GATT played a prominent role in the settlement of trade disputes between two countries. GATT played a useful role between 1947 and 1973. But in the seventies there were many changes, which occurred in the world economy. The fixed system exchange rate was moving towards a floating system of exchange parity. The oil prices quadrupled in 1973, and threatened to increase further. There was a worldwide economic recession in 1974-75. Many of the developing countries had diversified their export base, and were becoming competitors to developed countries.

In 1974, the next round of multilateral negotiations were commenced by GATT, and it was concluded in 1979 at Tokyo, and was referred to as `Tokyo round of negotiations.’ Here tariffs were lowered by 27% to an average level of 5%. Certain non-tariff barrier agreements and codes were also agreed to.

An eighth round of trade negotiations under the auspices of GATT was launched in the mid eighties. This was known as Uruguay Round. Apart from the usual exercise to bring down the trade barriers, it also attempted to draft trading rules to cover four major sectors, not previously regulated. These were agriculture, services, investment, and intellectual property rights (patents, trademarks copyrights etc). It was also decided that an institutional framework was to be given to GATT, and thus was born World Trade Organisation (WTO which was to replace GATT as an apex trade policy body.

The discussions, many times very vociferous, continued for eight long years. Many of the developing countries put forward their view strongly to protect their economies, and in the Intellectual Property Rights discussion India played a prominent part and changing many of the original stringent changeover for the developing countries. It also protected the age old traditions of the farmers to have the right to their own seed protection and various other clauses which may have a bearing on our agriculture.

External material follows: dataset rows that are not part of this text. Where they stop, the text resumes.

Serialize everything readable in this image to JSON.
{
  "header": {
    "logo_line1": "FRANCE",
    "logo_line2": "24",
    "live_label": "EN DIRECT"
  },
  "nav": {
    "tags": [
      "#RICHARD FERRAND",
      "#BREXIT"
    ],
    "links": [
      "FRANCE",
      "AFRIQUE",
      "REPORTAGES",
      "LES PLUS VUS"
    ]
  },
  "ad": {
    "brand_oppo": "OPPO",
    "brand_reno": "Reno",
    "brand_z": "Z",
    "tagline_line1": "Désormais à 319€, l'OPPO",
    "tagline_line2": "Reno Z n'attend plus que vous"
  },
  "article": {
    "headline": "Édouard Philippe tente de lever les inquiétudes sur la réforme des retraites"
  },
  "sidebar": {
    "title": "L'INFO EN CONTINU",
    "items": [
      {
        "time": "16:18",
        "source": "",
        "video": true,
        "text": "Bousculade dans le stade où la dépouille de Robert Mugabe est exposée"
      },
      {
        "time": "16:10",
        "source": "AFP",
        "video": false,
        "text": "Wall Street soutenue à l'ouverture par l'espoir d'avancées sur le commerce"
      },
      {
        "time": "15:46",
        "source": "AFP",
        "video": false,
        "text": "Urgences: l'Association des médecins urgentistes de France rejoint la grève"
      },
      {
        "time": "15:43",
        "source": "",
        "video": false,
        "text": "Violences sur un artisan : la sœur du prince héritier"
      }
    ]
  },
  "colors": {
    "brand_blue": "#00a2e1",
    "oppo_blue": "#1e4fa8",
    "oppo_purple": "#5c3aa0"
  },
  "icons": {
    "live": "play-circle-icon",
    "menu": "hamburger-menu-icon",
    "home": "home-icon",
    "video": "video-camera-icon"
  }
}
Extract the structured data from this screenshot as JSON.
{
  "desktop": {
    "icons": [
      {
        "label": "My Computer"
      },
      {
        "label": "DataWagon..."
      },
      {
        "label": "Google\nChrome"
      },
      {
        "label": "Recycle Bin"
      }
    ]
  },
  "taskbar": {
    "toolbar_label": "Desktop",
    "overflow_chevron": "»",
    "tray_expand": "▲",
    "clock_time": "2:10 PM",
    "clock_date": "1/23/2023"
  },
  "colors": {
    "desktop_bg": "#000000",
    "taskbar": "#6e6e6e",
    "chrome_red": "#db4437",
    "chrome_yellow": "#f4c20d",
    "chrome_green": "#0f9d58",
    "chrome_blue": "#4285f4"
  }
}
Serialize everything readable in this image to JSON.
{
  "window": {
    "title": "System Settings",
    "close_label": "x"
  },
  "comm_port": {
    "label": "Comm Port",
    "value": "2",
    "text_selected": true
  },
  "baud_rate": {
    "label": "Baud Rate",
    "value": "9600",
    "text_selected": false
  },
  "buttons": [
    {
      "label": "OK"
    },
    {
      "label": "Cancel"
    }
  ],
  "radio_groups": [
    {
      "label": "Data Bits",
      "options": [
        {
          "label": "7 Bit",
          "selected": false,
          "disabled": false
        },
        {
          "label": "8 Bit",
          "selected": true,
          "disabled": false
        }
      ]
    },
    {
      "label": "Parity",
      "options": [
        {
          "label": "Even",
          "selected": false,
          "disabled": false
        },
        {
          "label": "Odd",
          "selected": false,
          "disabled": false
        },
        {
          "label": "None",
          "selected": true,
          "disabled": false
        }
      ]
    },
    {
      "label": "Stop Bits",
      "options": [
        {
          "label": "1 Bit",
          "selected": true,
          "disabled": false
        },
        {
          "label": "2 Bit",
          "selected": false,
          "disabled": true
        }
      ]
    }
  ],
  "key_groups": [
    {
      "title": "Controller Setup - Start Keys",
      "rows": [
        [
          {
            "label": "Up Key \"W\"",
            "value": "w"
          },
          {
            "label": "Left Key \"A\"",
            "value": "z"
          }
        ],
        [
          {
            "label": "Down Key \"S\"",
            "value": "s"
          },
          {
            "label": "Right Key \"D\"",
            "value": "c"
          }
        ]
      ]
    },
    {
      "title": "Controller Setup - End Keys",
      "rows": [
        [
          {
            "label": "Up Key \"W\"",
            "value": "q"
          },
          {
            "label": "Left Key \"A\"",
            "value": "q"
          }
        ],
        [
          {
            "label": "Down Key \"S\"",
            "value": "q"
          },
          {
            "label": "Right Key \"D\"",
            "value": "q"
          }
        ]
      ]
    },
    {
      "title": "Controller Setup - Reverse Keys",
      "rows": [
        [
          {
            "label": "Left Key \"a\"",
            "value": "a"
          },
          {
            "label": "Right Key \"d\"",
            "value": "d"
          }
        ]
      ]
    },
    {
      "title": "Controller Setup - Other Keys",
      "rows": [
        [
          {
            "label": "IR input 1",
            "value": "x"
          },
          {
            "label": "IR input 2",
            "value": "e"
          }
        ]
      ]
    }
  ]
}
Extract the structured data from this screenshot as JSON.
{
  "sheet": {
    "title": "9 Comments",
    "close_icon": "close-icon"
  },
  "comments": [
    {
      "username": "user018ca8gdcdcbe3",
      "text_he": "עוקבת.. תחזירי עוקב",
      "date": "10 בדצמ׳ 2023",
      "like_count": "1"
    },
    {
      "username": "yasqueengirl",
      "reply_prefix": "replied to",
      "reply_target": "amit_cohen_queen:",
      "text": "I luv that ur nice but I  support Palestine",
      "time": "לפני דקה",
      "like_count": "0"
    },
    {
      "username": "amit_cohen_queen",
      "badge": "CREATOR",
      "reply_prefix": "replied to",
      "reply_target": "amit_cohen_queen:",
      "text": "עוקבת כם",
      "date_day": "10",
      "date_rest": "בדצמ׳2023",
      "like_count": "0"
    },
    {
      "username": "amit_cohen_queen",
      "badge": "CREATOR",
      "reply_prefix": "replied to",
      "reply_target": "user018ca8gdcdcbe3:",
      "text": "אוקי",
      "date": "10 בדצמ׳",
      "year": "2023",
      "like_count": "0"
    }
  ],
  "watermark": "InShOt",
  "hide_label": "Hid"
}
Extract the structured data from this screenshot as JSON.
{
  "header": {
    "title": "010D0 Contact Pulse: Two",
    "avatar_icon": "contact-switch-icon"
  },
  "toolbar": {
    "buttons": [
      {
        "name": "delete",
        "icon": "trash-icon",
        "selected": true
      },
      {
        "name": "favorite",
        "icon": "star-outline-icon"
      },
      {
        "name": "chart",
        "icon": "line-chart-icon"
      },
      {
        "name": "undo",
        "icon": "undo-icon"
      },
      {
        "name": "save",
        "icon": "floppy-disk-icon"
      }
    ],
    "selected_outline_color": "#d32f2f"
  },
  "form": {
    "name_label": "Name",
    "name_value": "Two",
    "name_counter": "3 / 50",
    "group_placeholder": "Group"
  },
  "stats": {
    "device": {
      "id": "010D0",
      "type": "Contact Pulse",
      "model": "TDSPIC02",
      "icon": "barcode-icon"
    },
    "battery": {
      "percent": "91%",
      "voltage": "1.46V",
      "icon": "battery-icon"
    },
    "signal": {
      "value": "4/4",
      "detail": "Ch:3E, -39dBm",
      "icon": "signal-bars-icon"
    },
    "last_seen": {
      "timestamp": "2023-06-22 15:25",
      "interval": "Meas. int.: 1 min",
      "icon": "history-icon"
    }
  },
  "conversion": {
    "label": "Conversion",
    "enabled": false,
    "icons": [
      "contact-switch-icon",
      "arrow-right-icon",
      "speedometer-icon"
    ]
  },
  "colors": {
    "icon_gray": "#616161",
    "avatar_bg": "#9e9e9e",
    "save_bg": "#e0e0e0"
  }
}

The discussions dragged on and ultimately a deadline was given that it should be completed at a conference in Morocco and the new organisation – WTO – should come into existence on 1st January 1995. Accordingly all the countries who are members of the GATT signed the WTO agreement and lodged the instrument of ratification on January 1, 1995.